 Then you get to Sunday, and it’s like, ‘Oh yeah, we’ve got to play now!’ I commend the crew and audience, it was literally triple-digit temperatures with all this dust, so people who endured that and still made it a great gig, it’s truly commendable.” 

What was it like backstage? 

“Well, I know a lot of those guys anyway, but I’ve gotta say I’m always starstruck whenever I run into Rob Halford. I didn’t get a chance to meet Angus, but hopefully someday because he seems so super-cool! But it was cool just hanging out with guys like Duff and Slash, they were just so nice. 

It’s always incredible reconnecting with musicians after so many years, and finding them still so humble and grounded. A lot of those bands were just there for a one-off. Iron Maiden were going on a long break afterwards, and Judas Priest had only had a few rehearsals before the show. We were all in different mindsets, but you get on that stage and it becomes this huge celebration of what we do.” 
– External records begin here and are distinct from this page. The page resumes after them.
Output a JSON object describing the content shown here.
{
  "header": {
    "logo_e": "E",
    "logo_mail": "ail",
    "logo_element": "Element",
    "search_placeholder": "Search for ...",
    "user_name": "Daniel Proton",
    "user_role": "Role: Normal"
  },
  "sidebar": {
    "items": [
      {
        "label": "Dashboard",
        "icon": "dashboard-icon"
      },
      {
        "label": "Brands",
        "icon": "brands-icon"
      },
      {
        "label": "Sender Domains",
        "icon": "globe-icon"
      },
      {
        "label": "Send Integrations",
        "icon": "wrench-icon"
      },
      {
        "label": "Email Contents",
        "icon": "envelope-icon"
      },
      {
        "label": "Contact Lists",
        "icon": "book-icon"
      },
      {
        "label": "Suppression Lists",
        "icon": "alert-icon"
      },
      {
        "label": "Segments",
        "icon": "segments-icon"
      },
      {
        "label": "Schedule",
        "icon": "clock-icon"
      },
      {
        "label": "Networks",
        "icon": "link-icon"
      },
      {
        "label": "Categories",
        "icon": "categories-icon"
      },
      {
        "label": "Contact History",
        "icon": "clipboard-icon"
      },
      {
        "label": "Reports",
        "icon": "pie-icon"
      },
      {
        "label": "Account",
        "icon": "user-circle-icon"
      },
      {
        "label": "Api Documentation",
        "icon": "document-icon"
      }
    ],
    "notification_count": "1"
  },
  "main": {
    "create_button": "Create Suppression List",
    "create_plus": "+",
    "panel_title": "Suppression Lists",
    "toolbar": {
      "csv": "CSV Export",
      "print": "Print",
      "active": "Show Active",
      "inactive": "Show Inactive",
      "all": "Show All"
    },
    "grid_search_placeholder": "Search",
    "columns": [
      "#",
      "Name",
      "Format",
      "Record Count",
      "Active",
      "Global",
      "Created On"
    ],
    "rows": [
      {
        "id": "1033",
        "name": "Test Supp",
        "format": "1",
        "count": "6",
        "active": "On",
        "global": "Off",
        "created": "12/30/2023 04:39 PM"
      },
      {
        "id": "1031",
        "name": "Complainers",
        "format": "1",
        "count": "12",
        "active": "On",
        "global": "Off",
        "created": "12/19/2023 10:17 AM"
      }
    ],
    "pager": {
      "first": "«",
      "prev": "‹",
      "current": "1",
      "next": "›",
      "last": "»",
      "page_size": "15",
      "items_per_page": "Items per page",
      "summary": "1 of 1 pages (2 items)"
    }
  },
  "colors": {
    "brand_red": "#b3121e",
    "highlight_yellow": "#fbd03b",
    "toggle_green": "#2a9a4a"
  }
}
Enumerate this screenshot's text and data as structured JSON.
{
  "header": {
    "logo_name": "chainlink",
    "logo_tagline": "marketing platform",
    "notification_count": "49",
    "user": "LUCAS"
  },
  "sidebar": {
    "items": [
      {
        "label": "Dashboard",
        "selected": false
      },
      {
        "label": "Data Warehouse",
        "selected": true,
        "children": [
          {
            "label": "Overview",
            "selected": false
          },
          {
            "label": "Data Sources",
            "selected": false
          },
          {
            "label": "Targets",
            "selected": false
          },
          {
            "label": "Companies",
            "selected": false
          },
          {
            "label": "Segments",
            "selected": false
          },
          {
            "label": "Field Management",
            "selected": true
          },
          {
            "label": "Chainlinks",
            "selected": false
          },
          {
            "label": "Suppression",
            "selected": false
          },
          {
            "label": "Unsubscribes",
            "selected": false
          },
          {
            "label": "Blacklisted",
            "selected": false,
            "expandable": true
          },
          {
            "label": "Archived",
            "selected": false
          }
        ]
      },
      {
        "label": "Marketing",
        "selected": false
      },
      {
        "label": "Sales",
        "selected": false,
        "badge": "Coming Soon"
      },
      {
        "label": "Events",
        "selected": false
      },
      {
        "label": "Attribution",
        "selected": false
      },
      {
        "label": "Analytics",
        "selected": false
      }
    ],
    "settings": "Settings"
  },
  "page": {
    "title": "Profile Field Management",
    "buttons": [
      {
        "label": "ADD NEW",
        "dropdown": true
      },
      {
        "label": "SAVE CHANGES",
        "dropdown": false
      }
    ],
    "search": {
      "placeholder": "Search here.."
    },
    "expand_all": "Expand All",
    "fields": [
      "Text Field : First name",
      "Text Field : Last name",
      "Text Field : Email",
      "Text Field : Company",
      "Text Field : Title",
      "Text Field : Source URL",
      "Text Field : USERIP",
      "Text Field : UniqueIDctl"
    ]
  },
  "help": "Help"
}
This year’s marked the 20th anniversary of St. Anger. Have people’s opinions of that record changed over time? 

“Most people that I talk to have found a place in their heart for St. Anger. What’s cool is pulling out Dirty Window in the set. The way we play it now, I’ve found my place in the songs we play and found a groove for those songs from St. Anger, almost like we’ve given it a facelift.” 

There’s a new documentary in the works about Metallica superfans. How’s that all coming along? 

“Well, we’ve got some of the best fans in the world, so I think it’s great to be able to celebrate them and who they are. It goes back to this idea of helping people in general having a better life, so we want to show what it all means to them.” 

What does 2024 hold for Metallica? 

“We’ll be coming back to hit Europe, the States, and territories we haven’t hit on this run. We’ll be looking to mix up the set a little more, which is fun and challenging. There’s definitely some curveballs there that I like. Creatively, I’ll definitely be jamming and writing, especially because I’ve got so many great neighbours to have fun with. Who knows what that’ll end up being. Maybe the world will hear it, maybe they won’t!” 

Have Metallica been approached to play the Sphere in Las Vegas? 

“You’d have to ask Lars that question! He’s always the guy with his finger on the pulse, so we’re happy to let him go ahead with all this cutting-edge stuff, exploring possibilities. So if we do end up playing the Sphere, I’d say that seed is being planted about now… We just want to get into 2024 and see where that takes us, but I’m pretty sure we have shows going right up to 2025 at this point.”

Rich Hobson

Staff writer for Metal Hammer, Rich has never met a feature he didn't fancy, which is just as well when it comes to covering everything rock, punk and metal for both print and online, be it legendary events like Rock In Rio or Clash Of The Titans or seeking out exciting new bands like Nine Treasures, Jinjer and Sleep Token.